So from this, I conclude that in a fat/keto-adapted athlete, the equation is Energy = muscle glycogen + liver glycogen + fatty acids. Phinney says that as far as endurance is concerned, running on mostly fatty acids makes an athlete bonk-proof. As far as explosive power is concerned, however, the anecdotal experience of forum members is that their endurance performance returned a lot sooner than their explosive power. And yet we know from the Volek study that by two years of keto-adaptation explosive power had returned in the athletes they studied.

I can’t seem to shake my idea about the difference between circulating ketones versus production and consumption. I guess you don’t find it at all satisfactory as an explanation. My understanding of the dawn phenomenon is that the body is preparing to make explosive effort possible in case of need (such as waking up to find a sabre-toothed tiger invading your cave). It also makes sense that serum glucose would rise during exercise, so as to be available for explosive performance as needed.

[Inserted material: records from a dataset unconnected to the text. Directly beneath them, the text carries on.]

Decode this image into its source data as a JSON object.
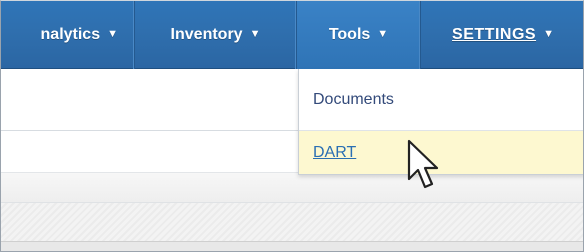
{
  "navbar": {
    "items": [
      {
        "label": "nalytics",
        "caret": "▼"
      },
      {
        "label": "Inventory",
        "caret": "▼"
      },
      {
        "label": "Tools",
        "caret": "▼"
      },
      {
        "label": "SETTINGS",
        "caret": "▼"
      }
    ]
  },
  "tools_menu": {
    "items": [
      {
        "label": "Documents"
      },
      {
        "label": "DART"
      }
    ]
  },
  "colors": {
    "navbar_blue": "#2f6fae",
    "hover_yellow": "#fdf8d0",
    "link_blue": "#2a6fb3"
  },
  "icons": {
    "cursor": "mouse-pointer-icon",
    "caret": "caret-down-icon"
  }
}
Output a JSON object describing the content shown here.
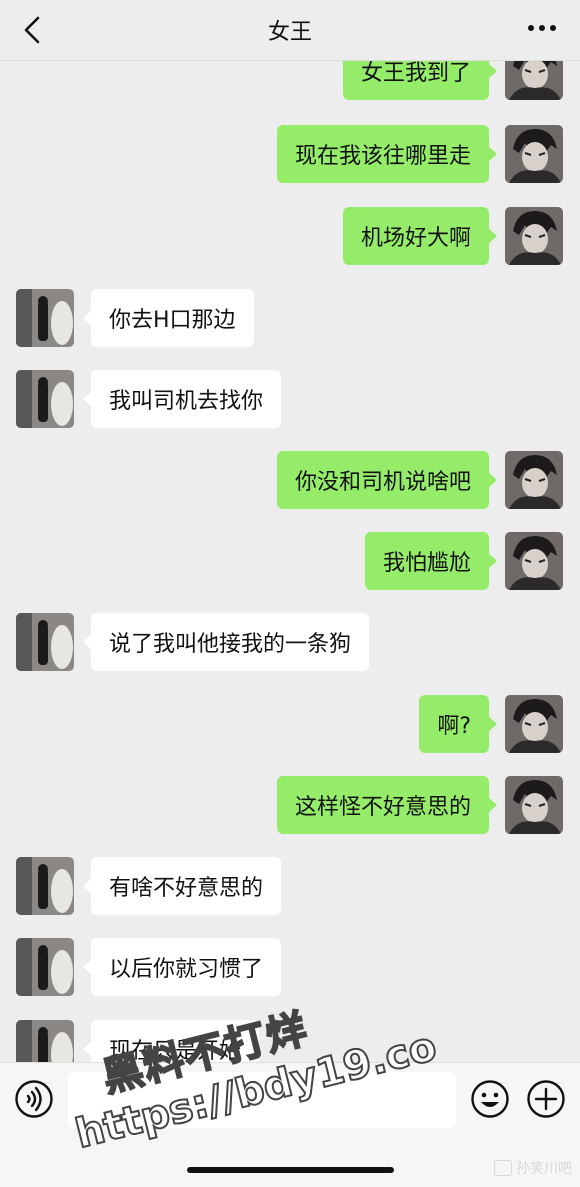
{
  "header": {
    "title": "女王"
  },
  "messages": [
    {
      "side": "right",
      "text": "女王我到了"
    },
    {
      "side": "right",
      "text": "现在我该往哪里走"
    },
    {
      "side": "right",
      "text": "机场好大啊"
    },
    {
      "side": "left",
      "text": "你去H口那边"
    },
    {
      "side": "left",
      "text": "我叫司机去找你"
    },
    {
      "side": "right",
      "text": "你没和司机说啥吧"
    },
    {
      "side": "right",
      "text": "我怕尴尬"
    },
    {
      "side": "left",
      "text": "说了我叫他接我的一条狗"
    },
    {
      "side": "right",
      "text": "啊?"
    },
    {
      "side": "right",
      "text": "这样怪不好意思的"
    },
    {
      "side": "left",
      "text": "有啥不好意思的"
    },
    {
      "side": "left",
      "text": "以后你就习惯了"
    },
    {
      "side": "left",
      "text": "现在只是开始"
    }
  ],
  "input": {
    "value": ""
  },
  "icons": {
    "back": "chevron-left-icon",
    "more": "more-icon",
    "voice": "voice-icon",
    "emoji": "emoji-icon",
    "plus": "plus-icon"
  },
  "colors": {
    "background": "#ededed",
    "bubble_self": "#95ec69",
    "bubble_other": "#ffffff"
  },
  "watermark": {
    "line1": "黑料不打烊",
    "line2": "https://bdy19.co",
    "corner": "孙笑川吧"
  }
}
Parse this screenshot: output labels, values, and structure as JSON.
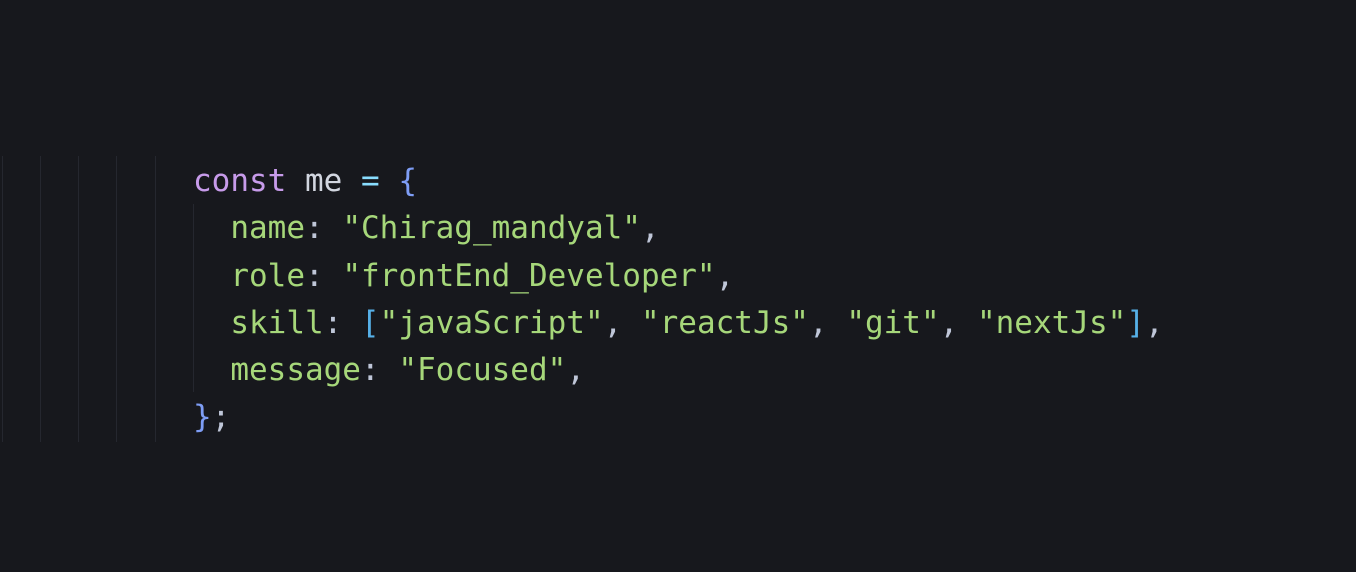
{
  "code": {
    "line1": {
      "keyword": "const",
      "identifier": "me",
      "operator": "=",
      "brace": "{"
    },
    "line2": {
      "indent": "  ",
      "key": "name",
      "colon": ":",
      "value": "\"Chirag_mandyal\"",
      "comma": ","
    },
    "line3": {
      "indent": "  ",
      "key": "role",
      "colon": ":",
      "value": "\"frontEnd_Developer\"",
      "comma": ","
    },
    "line4": {
      "indent": "  ",
      "key": "skill",
      "colon": ":",
      "open_bracket": "[",
      "items": [
        "\"javaScript\"",
        "\"reactJs\"",
        "\"git\"",
        "\"nextJs\""
      ],
      "separator": ",",
      "close_bracket": "]",
      "comma": ","
    },
    "line5": {
      "indent": "  ",
      "key": "message",
      "colon": ":",
      "value": "\"Focused\"",
      "comma": ","
    },
    "line6": {
      "brace": "}",
      "semicolon": ";"
    }
  },
  "colors": {
    "background": "#17181d",
    "keyword": "#c79bea",
    "identifier": "#d2d6e0",
    "operator": "#89ddff",
    "brace": "#7e9df5",
    "bracket": "#56b0e8",
    "property": "#a6d77a",
    "string": "#a6d77a",
    "punctuation": "#bfc6d8",
    "indent_guide": "#25272f"
  }
}
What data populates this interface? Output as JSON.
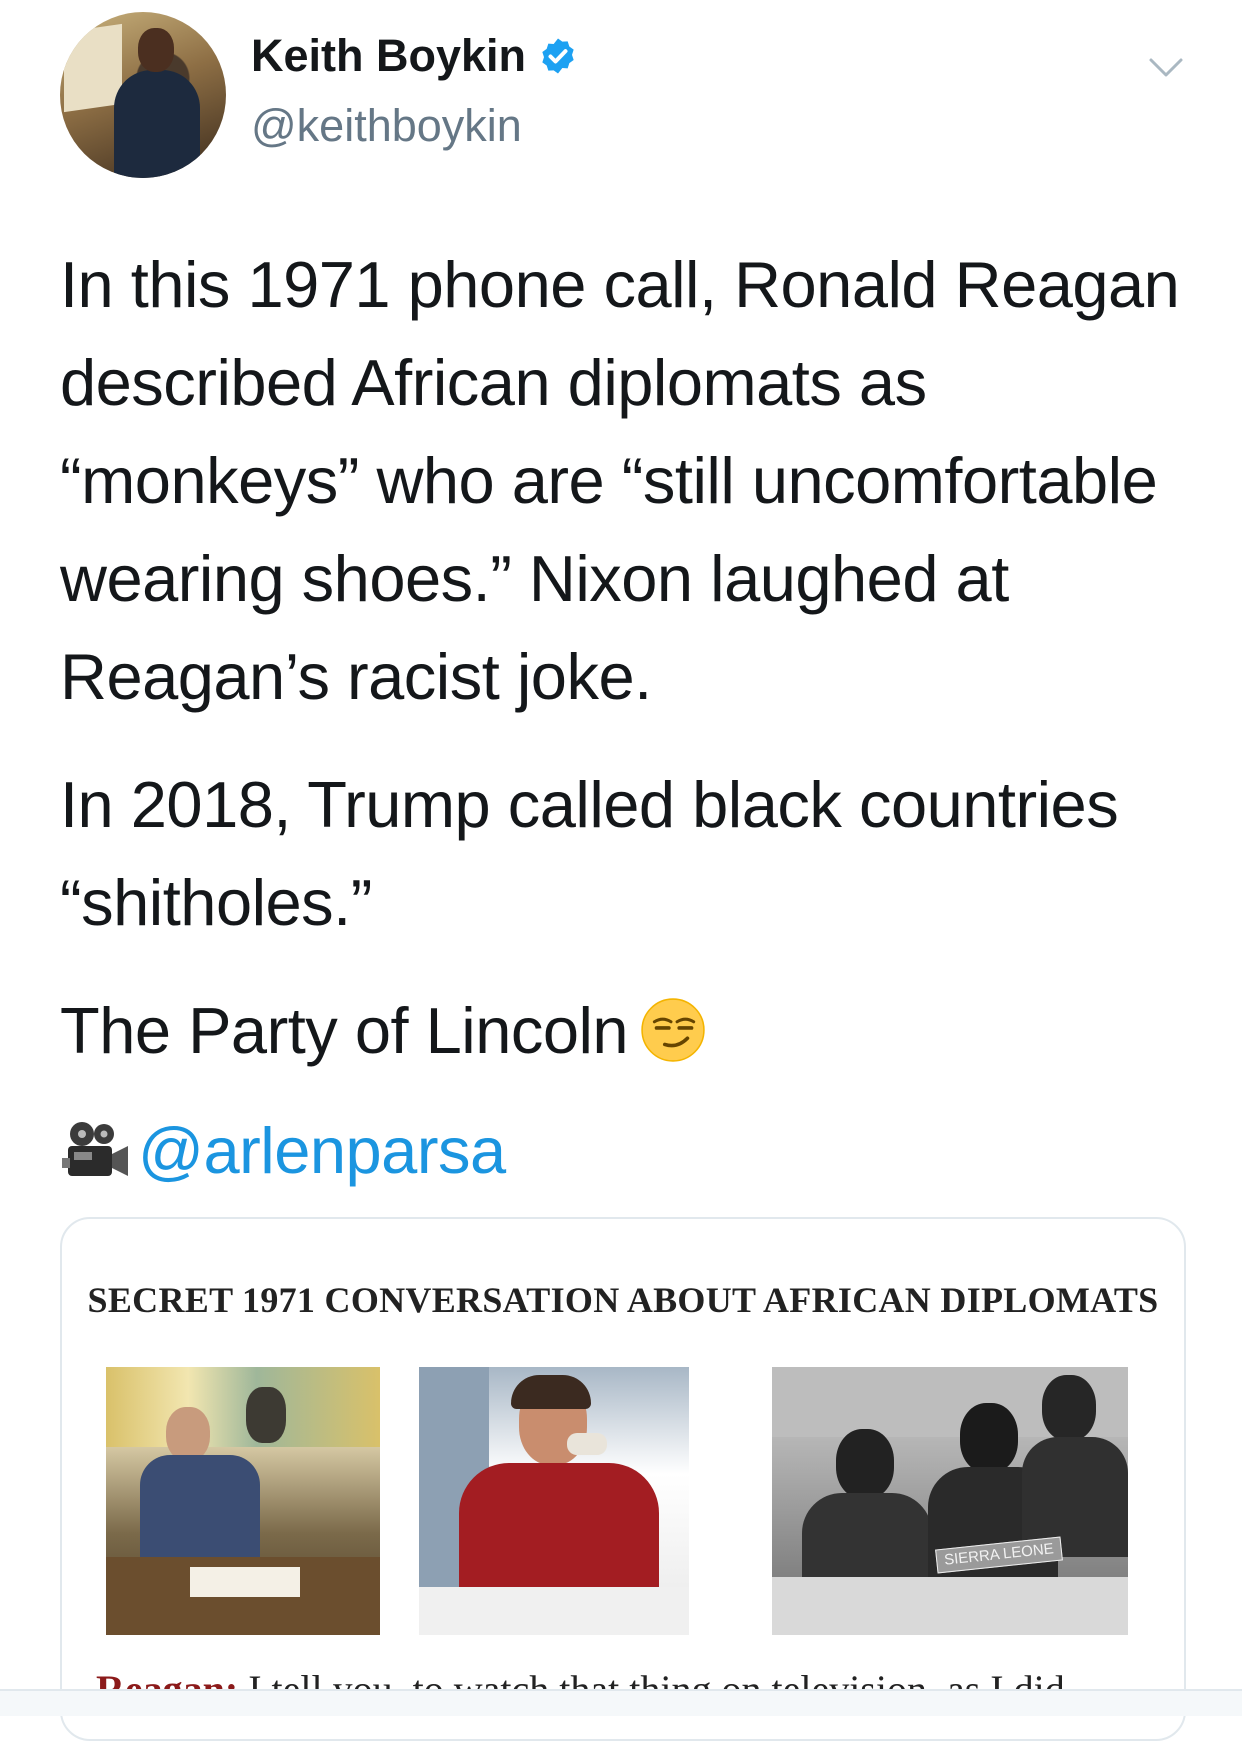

As far as cells that require glucose and that cannot use fatty acids or ketones are concerned, that would be primarily the erythrocytes (red blood corpuscles) and certain parts of brain neurons that are too narrow to contain mitochondria (this latter, according to Dr. Georgia Ede). I believe I have read that there are certain other cells that also cannot handle fatty acids or ketones, but no longer remember what cells those might be. And of course Prof. Bikman contests the notion that the brain needs any glucose at all, maintaining that it can get 100% of its energy from ketone bodies.


(Michael - When reality fails to meet expectations, the problem is not reality.) #35

The brain may very well make it’s own ketone supply and not rely on liver synthesized ketones at all or only slightly. Thus, it’s possible that low circulating ketones do not reflect the degree of ketone usage in the brain. This could explain why those of us on keto for several years and fat adapted can measure very low/no ketones, but still have a healthy, functioning brain. See my links in comment 33 above

I’ve decided to follow up on this possibility and post my findings here:


(Edith) #36

I just finished listening to this podcast where Zach Bitter talks a fair bit about what he eats. It seems workout intensity definitely comes into play where his use of carbs is concerned.


#37

Today I did 45 minutes on the bike again but with no sprints and I kept my heart rate around 120-125. This time my BG did not come down and was 100 mg/dl when I tested after my ride. So it may well be the case that the BG is only used in the “explosive” moments.


(GINA ) #38

I wore a CGM for a couple of weeks a while back and long endurance runs seemed to bring my BG down. I came back from 6 or 7 miles (which was long for me at the time) with BG in the high 60s, down from the 90s when I started the run.

For me, shorter, higher intensity workouts would leave me with higher BG. I think my body sensed it needed it, so released sugar from my liver and kept it up, where with the long, slower effort it drew my BG down without releasing a bunch.

I really don’t know exactly what was going on, but that makes some sense to me.


(Michael - When reality fails to meet expectations, the problem is not reality.) #39

Stop the presses!

The paper (unfortunately behind a paywall):

A discussion:


(David Cooke) #40

In my unhappy experience drinking a cold beer immediately after a hard run results in me feeling very ill. I have seen the same thing happen to others.
However I’m happy to know that a beer or two the night before a run is more or less OK.